If you're new to Windy City Gridiron and the Sackwatch I'll give you a little history on the series. Back in 2010 the Chicago Bears' offense was coordinated by the architect of the Greatest Show On Turf, Mike Martz. He was a Super Bowl winning play caller, but he also came in with a reputation of getting his quarterbacks creamed on a weekly basis. His reliance on deep drops, long developing plays, no audibles, leaving his offensive tackles on an island and employing tight ends as glorified tackles had many Bears fans worried.
The Chicago Bears went on to allow a league high and franchise worst 56 sacks in 2010.
They also won the NFC North and made it to the NFC title game, so Martz was obviously coming back for another season. The hope was with a second year in the offense, the pass protection would improve.
Before the 2011 season started, Kev floated the idea to me about charting the sacks the Bears allowed to see if there would be an improvement in the pass protection. I liked the idea, but I immediately regretted it as the Bears allowed five sack in week one. The Martzfence actually did improve a bit over the previous year, but 49 sacks is still way too many.
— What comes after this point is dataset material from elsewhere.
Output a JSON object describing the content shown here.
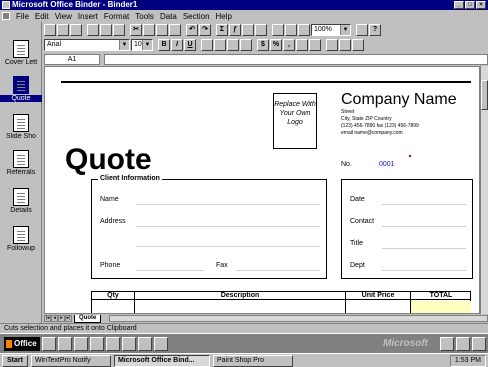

Kev isn't the only WCG'er to have a hand in the Sackwatch, because I owe my fantastic logo to our graphics guru David Taylor.
So now that the history lesson is out of the way, let's get down to the nitty gritty.
The Bears allowed two sacks to the Buffalo Bills, but I thought the pass pro was solid. Jay Cutler dropped back to pass 51 times and he put up 349 yards. Even with a couple of back up offensive linemen forced into action and one of his starting wide outs held out a big chunk of the game, Cutler was usually getting the ball out on time. Earlier this week head coach Marc Trestman blamed both sacks on the Bills' coverage, which I can see, but I'm still going to lay blame on each.
Sack 1 - First Quarter 4:30 Mario Williams
The Bears came out in an empty set on 3rd and 10 and the Bills only rushed four. There's not a lot to break down on this play as right tackle Jordan Mills is manhandled by Buffalo defensive end Mario Williams. You can see Cutler take the shotgun snap, drop and set, but he had no where to go with the ball.
Williams makes a very Reggie White-like move on Mills. He rushes to Mills' outside shoulder, then just throws him toward his own momentum. Mills quickly got his hands on Williams; he didn't seem to be too high or to overextend, he just got beat.
Mills wasn't the only Bear to get overpowered on this play however. Take a peek at left guard Matt Slauson. He allows Bills' defensive tackle Kyle Williams to get under his pads and bullrush him straight back
Sack 2 - Second quarter 3:20 - Brandon Spikes
Spikes picked up just the second sack of his career on Sunday as the Bills deployed him off Chicago's right side. The Bills were showing a four man rush, but they snuck a defensive back up late and the Bears picked it up. I didn't like how the Bears blocked this play because, to me, their right side should have fanned out with Mills taking Spikes and right guard Kyle Long taking the guy to his right.
As for the sack, it was just a power move by Spikes. He collides with Chicago's Dante Rosario and his uppercut forearm knocks Rosario upright. Once he has the leverage on the Bears tight end, he just drives him straight back. I do see how this sack was a result of good coverage, but Rosario was beaten so easily I'd give him the sack allowed.
Matt Forte, who had his pass blocking questioned last year, does a good job stonewalling the blitzing DB.
Here's how the Sackwatch has looked after one week going back to 2010.
Sackwatch After Week 1:
2010 Sacks - 4 (Martzfense)
2011 Sacks - 5 (Martzfense)
2012 Sacks - 2 (Mike Tice)
2013 Sacks - 0 (WCO)*
2014 Sacks - 2 (TCO)**
What were your thoughts on the two sacks allowed and on the pass protection as a whole on Sunday?
* Last year we were still refering to Marc Trestman's offense as the West Coast Offense
** But not any more... Trest Coast Offense is so a thing!